[WORK INSTRUCTIONS]: Sort through the data and copy the lines holding the word "anchor".

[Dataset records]

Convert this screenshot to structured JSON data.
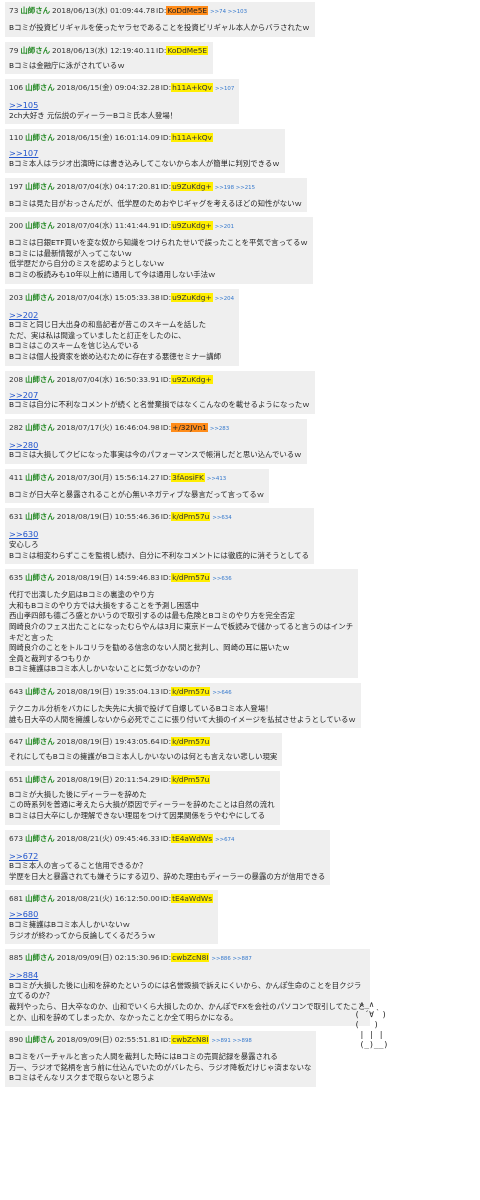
{
  "posts": [
    {
      "num": "73",
      "name": "山師さん",
      "date": "2018/06/13(水) 01:09:44.78",
      "id_prefix": "ID:",
      "id": "KoDdMe5E",
      "id_color": "orange",
      "replies": ">>74 >>103",
      "lines": [
        "Bコミが投資ビリギャルを使ったヤラセであることを投資ビリギャル本人からバラされたｗ"
      ]
    },
    {
      "num": "79",
      "name": "山師さん",
      "date": "2018/06/13(水) 12:19:40.11",
      "id_prefix": "ID:",
      "id": "KoDdMe5E",
      "id_color": "yellow",
      "replies": "",
      "lines": [
        "Bコミは金融庁に泳がされているｗ"
      ]
    },
    {
      "num": "106",
      "name": "山師さん",
      "date": "2018/06/15(金) 09:04:32.28",
      "id_prefix": "ID:",
      "id": "h11A+kQv",
      "id_color": "yellow",
      "replies": ">>107",
      "anchor": ">>105",
      "lines": [
        "2ch大好き 元伝説のディーラーBコミ氏本人登場！"
      ]
    },
    {
      "num": "110",
      "name": "山師さん",
      "date": "2018/06/15(金) 16:01:14.09",
      "id_prefix": "ID:",
      "id": "h11A+kQv",
      "id_color": "yellow",
      "replies": "",
      "anchor": ">>107",
      "lines": [
        "Bコミ本人はラジオ出演時には書き込みしてこないから本人が簡単に判別できるｗ"
      ]
    },
    {
      "num": "197",
      "name": "山師さん",
      "date": "2018/07/04(水) 04:17:20.81",
      "id_prefix": "ID:",
      "id": "u9ZuKdg+",
      "id_color": "yellow",
      "replies": ">>198 >>215",
      "lines": [
        "Bコミは見た目がおっさんだが、低学歴のためおやじギャグを考えるほどの知性がないｗ"
      ]
    },
    {
      "num": "200",
      "name": "山師さん",
      "date": "2018/07/04(水) 11:41:44.91",
      "id_prefix": "ID:",
      "id": "u9ZuKdg+",
      "id_color": "yellow",
      "replies": ">>201",
      "lines": [
        "Bコミは日銀ETF買いを変な奴から知識をつけられたせいで誤ったことを平気で言ってるｗ",
        "Bコミには最新情報が入ってこないｗ",
        "低学歴だから自分のミスを認めようとしないｗ",
        "Bコミの板読みも10年以上前に通用して今は通用しない手法ｗ"
      ]
    },
    {
      "num": "203",
      "name": "山師さん",
      "date": "2018/07/04(水) 15:05:33.38",
      "id_prefix": "ID:",
      "id": "u9ZuKdg+",
      "id_color": "yellow",
      "replies": ">>204",
      "anchor": ">>202",
      "lines": [
        "Bコミと同じ日大出身の和島記者が昔このスキームを話した",
        "ただ、実は私は間違っていましたと訂正をしたのに、",
        "Bコミはこのスキームを信じ込んでいる",
        "Bコミは個人投資家を嵌め込むために存在する悪徳セミナー講師"
      ]
    },
    {
      "num": "208",
      "name": "山師さん",
      "date": "2018/07/04(水) 16:50:33.91",
      "id_prefix": "ID:",
      "id": "u9ZuKdg+",
      "id_color": "yellow",
      "replies": "",
      "anchor": ">>207",
      "lines": [
        "Bコミは自分に不利なコメントが続くと名誉棄損ではなくこんなのを載せるようになったｗ"
      ]
    },
    {
      "num": "282",
      "name": "山師さん",
      "date": "2018/07/17(火) 16:46:04.98",
      "id_prefix": "ID:",
      "id": "+/32JVn1",
      "id_color": "orange",
      "replies": ">>283",
      "anchor": ">>280",
      "lines": [
        "Bコミは大損してクビになった事実は今のパフォーマンスで帳消しだと思い込んでいるｗ"
      ]
    },
    {
      "num": "411",
      "name": "山師さん",
      "date": "2018/07/30(月) 15:56:14.27",
      "id_prefix": "ID:",
      "id": "3fAosiFK",
      "id_color": "yellow",
      "replies": ">>413",
      "lines": [
        "Bコミが日大卒と暴露されることが心無いネガティブな暴言だって言ってるｗ"
      ]
    },
    {
      "num": "631",
      "name": "山師さん",
      "date": "2018/08/19(日) 10:55:46.36",
      "id_prefix": "ID:",
      "id": "k/dPm57u",
      "id_color": "yellow",
      "replies": ">>634",
      "anchor": ">>630",
      "lines": [
        "安心しろ",
        "Bコミは相変わらずここを監視し続け、自分に不利なコメントには徹底的に消そうとしてる"
      ]
    },
    {
      "num": "635",
      "name": "山師さん",
      "date": "2018/08/19(日) 14:59:46.83",
      "id_prefix": "ID:",
      "id": "k/dPm57u",
      "id_color": "yellow",
      "replies": ">>636",
      "lines": [
        "代打で出演した夕凪はBコミの裏塗のやり方",
        "大和もBコミのやり方では大損をすることを予測し困惑中",
        "西山孝四郎も德ごろ盛とかいうので取引するのは最も危険とBコミのやり方を完全否定",
        "岡崎良介のフェス出たことになったむらやんは3月に東京ドームで板読みで儲かってると言うのはインチ",
        "キだと言った",
        "岡崎良介のことをトルコリラを勧める信念のない人間と批判し、岡崎の耳に届いたｗ",
        "全員と裁判するつもりか",
        "Bコミ擁護はBコミ本人しかいないことに気づかないのか？"
      ]
    },
    {
      "num": "643",
      "name": "山師さん",
      "date": "2018/08/19(日) 19:35:04.13",
      "id_prefix": "ID:",
      "id": "k/dPm57u",
      "id_color": "yellow",
      "replies": ">>646",
      "lines": [
        "テクニカル分析をバカにした失先に大損で投げて自爆しているBコミ本人登場！",
        "誰も日大卒の人間を擁護しないから必死でここに張り付いて大損のイメージを払拭させようとしているｗ"
      ]
    },
    {
      "num": "647",
      "name": "山師さん",
      "date": "2018/08/19(日) 19:43:05.64",
      "id_prefix": "ID:",
      "id": "k/dPm57u",
      "id_color": "yellow",
      "replies": "",
      "lines": [
        "それにしてもBコミの擁護がBコミ本人しかいないのは何とも言えない悲しい現実"
      ]
    },
    {
      "num": "651",
      "name": "山師さん",
      "date": "2018/08/19(日) 20:11:54.29",
      "id_prefix": "ID:",
      "id": "k/dPm57u",
      "id_color": "yellow",
      "replies": "",
      "lines": [
        "Bコミが大損した後にディーラーを辞めた",
        "この時系列を普通に考えたら大損が原因でディーラーを辞めたことは自然の流れ",
        "Bコミは日大卒にしか理解できない理屈をつけて因果関係をうやむやにしてる"
      ]
    },
    {
      "num": "673",
      "name": "山師さん",
      "date": "2018/08/21(火) 09:45:46.33",
      "id_prefix": "ID:",
      "id": "tE4aWdWs",
      "id_color": "yellow",
      "replies": ">>674",
      "anchor": ">>672",
      "lines": [
        "Bコミ本人の言ってること信用できるか？",
        "学歴を日大と暴露されても嫌そうにする辺り、辞めた理由もディーラーの暴露の方が信用できる"
      ]
    },
    {
      "num": "681",
      "name": "山師さん",
      "date": "2018/08/21(火) 16:12:50.00",
      "id_prefix": "ID:",
      "id": "tE4aWdWs",
      "id_color": "yellow",
      "replies": "",
      "anchor": ">>680",
      "lines": [
        "Bコミ擁護はBコミ本人しかいないｗ",
        "ラジオが終わってから反論してくるだろうｗ"
      ]
    },
    {
      "num": "885",
      "name": "山師さん",
      "date": "2018/09/09(日) 02:15:30.96",
      "id_prefix": "ID:",
      "id": "cwbZcN8I",
      "id_color": "yellow",
      "replies": ">>886 >>887",
      "anchor": ">>884",
      "lines": [
        "Bコミが大損した後に山和を辞めたというのには名誉毀損で訴えにくいから、かんぽ生命のことを目クジラ",
        "立てるのか？",
        "裁判やったら、日大卒なのか、山和でいくら大損したのか、かんぽでFXを会社のパソコンで取引してたこと",
        "とか、山和を辞めてしまったか、なかったことか全て明らかになる。"
      ]
    },
    {
      "num": "890",
      "name": "山師さん",
      "date": "2018/09/09(日) 02:55:51.81",
      "id_prefix": "ID:",
      "id": "cwbZcN8I",
      "id_color": "yellow",
      "replies": ">>891 >>898",
      "lines": [
        "Bコミをバーチャルと言った人間を裁判した時にはBコミの売買記録を暴露される",
        "万一、ラジオで銘柄を言う前に仕込んでいたのがバレたら、ラジオ降板だけじゃ済まないな",
        "Bコミはそんなリスクまで取らないと思うよ"
      ]
    }
  ],
  "ascii_art": "   ∧_∧\n  ( ´∀｀)\n  (   )\n   | | |\n   (_)__)"
}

[TASK SOLUTION]:
      "anchor": ">>105",
      "anchor": ">>107",
      "anchor": ">>202",
      "anchor": ">>207",
      "anchor": ">>280",
      "anchor": ">>630",
      "anchor": ">>672",
      "anchor": ">>680",
      "anchor": ">>884",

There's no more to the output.